IRS Rejects Family ''Gift'' Giving

As if it weren't tough enough keeping a family owned waste business afloat, parents and children now are seeking better ways to fuse ownership and kinship.

If the generations are bent on making it happen, it can be done, say the experts. But it takes resourceful planning and an awareness of the legal pitfalls.

Some approaches will succeed, and some won't. A recent decision by the U.S. Tax Court in Washington, D.C., demonstrates a strategy that flopped.

The aging owners of a 95-year-old funeral home business wanted their offspring to inherit and operate the firm. Their lawyer advised them to give company stock as gifts to their sons and a grandson, thereby reducing the size of the owners' taxable estates. The children and the grandchild were licensed funeral directors, and they worked in the several funeral homes operated by the company.

Under federal tax law, donors and their recipients can avoid being taxed for a gift, so long as the total value of all gifts between any two individuals does not exceed $10,000 per year.

The grandson and each of the sons began to receive annual gifts of stock valued at $10,000. Still, the owners believed that their respective estates were not being depleted quickly enough. Accordingly, they began making $10,000 stock gifts to their daughters-in-law, and eventually to the granddaughter-in-law.

Although the additional gifts had the immediate and intended benefit of accelerating the tax-free transfer of company stock out of the owners' estates, the tactic had an unfortunate downside. If any of the sons or the grandson died or divorced, their widow might remarry and have children with her new husband, thereby opening the possibility of someone outside the family gaining control of the stock.

As a countermeasure, the lawyer advised a mechanism for moving the stock from the wives back to the husbands. Besides preparing stock transfer certificates from the owners to the children, grandchild and their spouses each year, the lawyer also prepared papers by which the wives would make a purportedly tax-free $10,000 gift of stock to their husbands.

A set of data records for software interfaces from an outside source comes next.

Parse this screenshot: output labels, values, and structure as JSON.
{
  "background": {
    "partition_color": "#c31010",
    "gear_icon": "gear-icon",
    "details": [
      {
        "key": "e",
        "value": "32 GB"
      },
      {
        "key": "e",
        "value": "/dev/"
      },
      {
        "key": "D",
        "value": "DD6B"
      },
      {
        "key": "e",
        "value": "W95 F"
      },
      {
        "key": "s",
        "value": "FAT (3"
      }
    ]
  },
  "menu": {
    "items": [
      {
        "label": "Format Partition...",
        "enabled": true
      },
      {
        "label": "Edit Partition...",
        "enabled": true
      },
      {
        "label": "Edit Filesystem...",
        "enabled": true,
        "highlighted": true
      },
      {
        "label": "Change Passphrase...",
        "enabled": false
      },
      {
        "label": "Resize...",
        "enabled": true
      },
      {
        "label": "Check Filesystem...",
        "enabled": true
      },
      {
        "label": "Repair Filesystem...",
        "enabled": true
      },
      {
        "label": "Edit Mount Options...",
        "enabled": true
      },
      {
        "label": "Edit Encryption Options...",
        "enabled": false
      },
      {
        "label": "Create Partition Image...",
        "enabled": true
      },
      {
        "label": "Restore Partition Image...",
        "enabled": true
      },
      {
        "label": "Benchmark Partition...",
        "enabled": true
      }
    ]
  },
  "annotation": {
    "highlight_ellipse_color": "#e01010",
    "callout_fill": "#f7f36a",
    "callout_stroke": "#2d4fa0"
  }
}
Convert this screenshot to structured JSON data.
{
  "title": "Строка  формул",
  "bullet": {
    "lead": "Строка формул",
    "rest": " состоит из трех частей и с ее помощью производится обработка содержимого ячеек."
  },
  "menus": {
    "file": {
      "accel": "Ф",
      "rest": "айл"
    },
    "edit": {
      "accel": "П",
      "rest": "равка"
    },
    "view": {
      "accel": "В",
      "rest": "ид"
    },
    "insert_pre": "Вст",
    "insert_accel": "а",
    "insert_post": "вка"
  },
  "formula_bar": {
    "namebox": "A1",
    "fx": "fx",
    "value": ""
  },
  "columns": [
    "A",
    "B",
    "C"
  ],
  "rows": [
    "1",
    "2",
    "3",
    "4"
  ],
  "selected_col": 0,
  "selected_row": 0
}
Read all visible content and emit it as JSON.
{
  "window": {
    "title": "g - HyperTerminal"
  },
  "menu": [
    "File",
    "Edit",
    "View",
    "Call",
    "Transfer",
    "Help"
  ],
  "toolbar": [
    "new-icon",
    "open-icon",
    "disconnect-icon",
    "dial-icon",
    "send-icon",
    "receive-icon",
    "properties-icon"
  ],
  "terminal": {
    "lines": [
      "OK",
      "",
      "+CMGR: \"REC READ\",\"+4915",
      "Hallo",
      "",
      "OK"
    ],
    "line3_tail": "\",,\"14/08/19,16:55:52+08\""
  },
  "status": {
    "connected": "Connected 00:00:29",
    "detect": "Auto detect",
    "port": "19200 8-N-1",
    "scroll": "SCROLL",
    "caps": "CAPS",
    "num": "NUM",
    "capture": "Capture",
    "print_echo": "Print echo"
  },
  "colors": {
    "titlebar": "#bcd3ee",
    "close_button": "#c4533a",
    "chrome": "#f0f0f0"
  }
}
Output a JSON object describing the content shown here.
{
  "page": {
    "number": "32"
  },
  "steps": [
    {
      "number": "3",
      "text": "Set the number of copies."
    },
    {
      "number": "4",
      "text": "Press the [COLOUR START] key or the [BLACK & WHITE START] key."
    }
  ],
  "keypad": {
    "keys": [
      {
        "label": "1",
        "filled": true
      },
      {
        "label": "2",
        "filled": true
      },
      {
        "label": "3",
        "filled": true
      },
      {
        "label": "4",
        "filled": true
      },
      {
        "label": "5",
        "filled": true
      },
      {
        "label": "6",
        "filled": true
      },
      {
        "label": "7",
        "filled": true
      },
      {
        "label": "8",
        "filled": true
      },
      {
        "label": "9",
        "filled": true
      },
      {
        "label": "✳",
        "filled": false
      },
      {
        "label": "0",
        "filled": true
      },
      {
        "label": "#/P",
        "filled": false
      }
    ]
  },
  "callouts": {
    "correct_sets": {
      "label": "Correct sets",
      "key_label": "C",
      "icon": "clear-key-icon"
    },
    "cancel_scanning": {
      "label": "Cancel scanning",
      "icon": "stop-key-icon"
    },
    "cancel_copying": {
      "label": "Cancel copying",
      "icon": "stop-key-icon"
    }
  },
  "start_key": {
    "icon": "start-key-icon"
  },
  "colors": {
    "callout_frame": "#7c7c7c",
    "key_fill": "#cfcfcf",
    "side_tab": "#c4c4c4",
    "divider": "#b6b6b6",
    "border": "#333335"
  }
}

The company founder who, for years, endorsed all of the stock certificates for all the offspring and their spouses, set the procedure in motion. When he died in 1990, his widow continued the practice until she passed away in 1995. When the Internal Revenue Service (IRS) examined her federal estate tax return, it promptly challenged some 27 transfers she had made to the wives. The IRS claimed that these transfers were, in fact, a roundabout way of giving to the men in excess of the $10,000 annual exemption. The estate got slapped with a tax bill for nearly $130,000.

The widow's estate challenged the assessment in U.S. Tax Court, but the court ruled in favor of IRS. "Viewed as a whole, the evidence shows the daughters-in-law were merely intermediate recipients, and that [the mother] intended to transfer the stock to her lineal descendants who were committed to continuing the operations of the funeral home business," the opinion stated. Although the gifts superficially met the requirements for making a tax-free gift, the court applied the substance-over-form principle "to determine the real donee and value of the transferred property."

Tax experts suggest better, safer ways to maximize the benefits of the $10,000 annual exclusion: for starters, transferring the business into a family limited partnership. Notably, the transfer does not require the corporation to be dissolved. The company founder usually holds the general partnership interest, while the offspring receive periodic "gifts" of limited partnership interests. These interests are valued favorably for gift tax purposes because they involve no control of the company and have virtually no cash value. Thus, it's possible for a parent to make a gift of a business interest worth between $15,000 and $20,000, but valued for gift tax purposes at $10,000. By comparison, a corporate shareholder has more rights and prerogatives than a limited partner, so his stock would have a higher value.

Some taxpayers who take advantage of the $10,000 annual exclusion nevertheless file a gift tax return showing no tax due. By filing a return, the three-year statute of limitations begins to run on IRS's right to challenge the gift. This maneuver is particularly successful when excludable gifts are made over many years. Of course, if a taxpayer substantially understates the tax, IRS gets a six-year window for reassessment.

Estate tax strategies and loopholes tend to be used by small-business owners and others who can afford a complicated and expensive process. Any wonder that owners of family businesses strongly favor a prompt phaseout or, better still, an outright repeal of the estate tax?